Each line below containing the word "name" needs to be shown.

§ **Extracted data**:
* * *

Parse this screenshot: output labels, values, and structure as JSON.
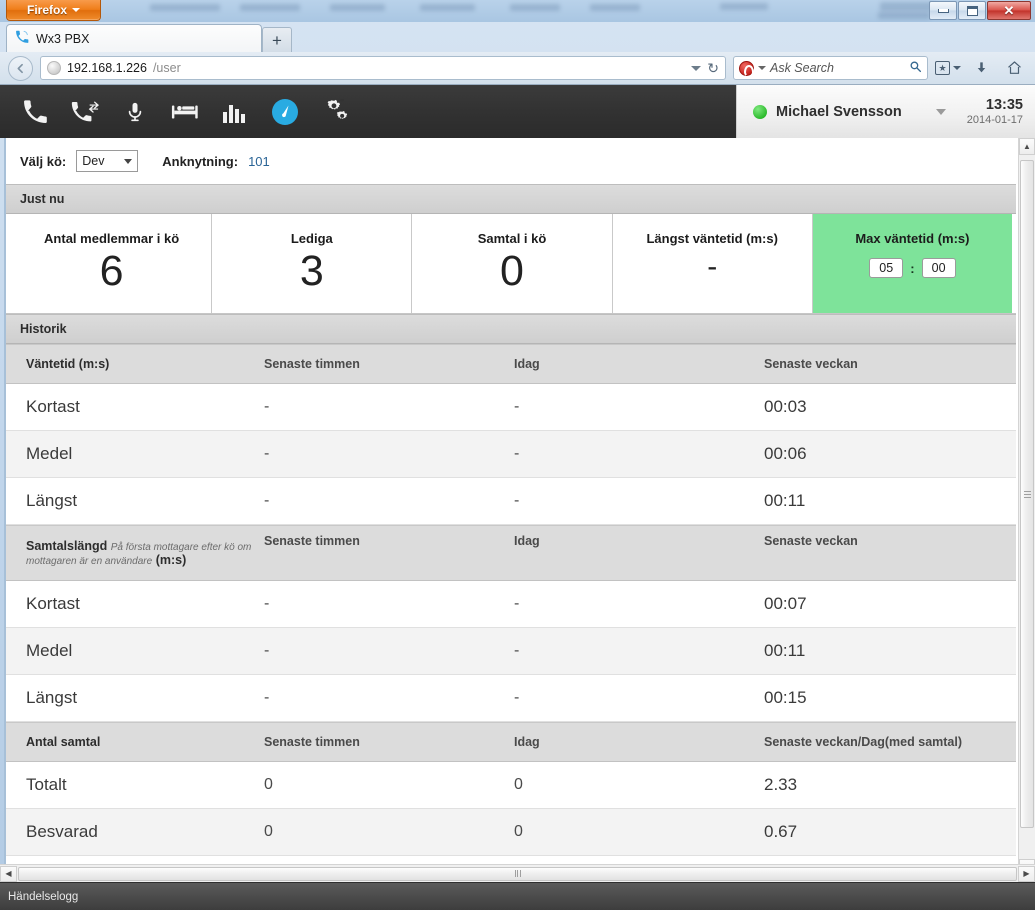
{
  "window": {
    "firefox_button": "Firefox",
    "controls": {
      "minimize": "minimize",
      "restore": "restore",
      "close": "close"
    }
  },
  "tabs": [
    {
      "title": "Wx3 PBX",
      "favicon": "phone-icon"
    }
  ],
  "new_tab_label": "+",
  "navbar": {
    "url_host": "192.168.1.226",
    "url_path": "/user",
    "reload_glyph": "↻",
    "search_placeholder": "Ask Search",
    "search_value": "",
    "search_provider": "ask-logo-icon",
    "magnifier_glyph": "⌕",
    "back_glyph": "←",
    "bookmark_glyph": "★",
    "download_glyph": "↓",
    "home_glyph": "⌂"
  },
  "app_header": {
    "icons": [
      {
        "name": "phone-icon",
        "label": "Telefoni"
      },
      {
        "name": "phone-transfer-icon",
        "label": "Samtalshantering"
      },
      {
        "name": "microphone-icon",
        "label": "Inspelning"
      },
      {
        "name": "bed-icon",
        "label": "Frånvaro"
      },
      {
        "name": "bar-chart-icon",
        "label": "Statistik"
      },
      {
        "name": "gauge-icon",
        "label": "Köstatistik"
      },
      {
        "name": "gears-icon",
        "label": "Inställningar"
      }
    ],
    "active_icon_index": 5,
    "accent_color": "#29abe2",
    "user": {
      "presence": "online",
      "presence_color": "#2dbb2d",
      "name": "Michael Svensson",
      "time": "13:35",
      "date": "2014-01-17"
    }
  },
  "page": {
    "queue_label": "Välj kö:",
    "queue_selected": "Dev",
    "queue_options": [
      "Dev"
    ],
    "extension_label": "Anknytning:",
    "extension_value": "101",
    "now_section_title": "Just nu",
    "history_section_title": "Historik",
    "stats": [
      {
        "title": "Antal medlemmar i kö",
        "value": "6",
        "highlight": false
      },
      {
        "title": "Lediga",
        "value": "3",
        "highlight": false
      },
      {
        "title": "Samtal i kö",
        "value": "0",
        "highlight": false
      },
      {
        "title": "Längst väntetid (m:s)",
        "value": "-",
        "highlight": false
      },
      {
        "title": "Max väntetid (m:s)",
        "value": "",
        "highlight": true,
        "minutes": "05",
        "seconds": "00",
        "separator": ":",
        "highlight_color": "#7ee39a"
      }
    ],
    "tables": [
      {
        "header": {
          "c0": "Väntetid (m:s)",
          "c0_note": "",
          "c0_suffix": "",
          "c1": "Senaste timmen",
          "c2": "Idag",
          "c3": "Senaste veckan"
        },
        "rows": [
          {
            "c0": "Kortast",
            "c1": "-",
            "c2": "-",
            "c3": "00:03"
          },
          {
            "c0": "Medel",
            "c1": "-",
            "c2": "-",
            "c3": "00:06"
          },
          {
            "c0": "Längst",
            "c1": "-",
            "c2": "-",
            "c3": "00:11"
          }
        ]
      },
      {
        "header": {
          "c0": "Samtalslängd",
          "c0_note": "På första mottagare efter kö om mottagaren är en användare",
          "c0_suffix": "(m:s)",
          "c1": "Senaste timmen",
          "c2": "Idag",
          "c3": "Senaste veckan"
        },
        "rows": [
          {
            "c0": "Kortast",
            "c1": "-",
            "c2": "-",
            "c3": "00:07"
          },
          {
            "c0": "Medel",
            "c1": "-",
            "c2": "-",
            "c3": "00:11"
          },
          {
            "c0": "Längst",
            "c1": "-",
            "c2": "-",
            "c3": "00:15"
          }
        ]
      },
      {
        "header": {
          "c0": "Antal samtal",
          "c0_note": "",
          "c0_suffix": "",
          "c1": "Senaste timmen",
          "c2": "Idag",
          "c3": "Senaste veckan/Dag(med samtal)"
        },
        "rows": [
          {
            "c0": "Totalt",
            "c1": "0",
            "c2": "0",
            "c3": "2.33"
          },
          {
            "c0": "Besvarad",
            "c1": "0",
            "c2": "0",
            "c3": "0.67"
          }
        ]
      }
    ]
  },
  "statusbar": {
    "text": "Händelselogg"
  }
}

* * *

§ **Completed task**:
        "name": "phone-icon",
        "name": "phone-transfer-icon",
        "name": "microphone-icon",
        "name": "bed-icon",
        "name": "bar-chart-icon",
        "name": "gauge-icon",
        "name": "gears-icon",
      "name": "Michael Svensson",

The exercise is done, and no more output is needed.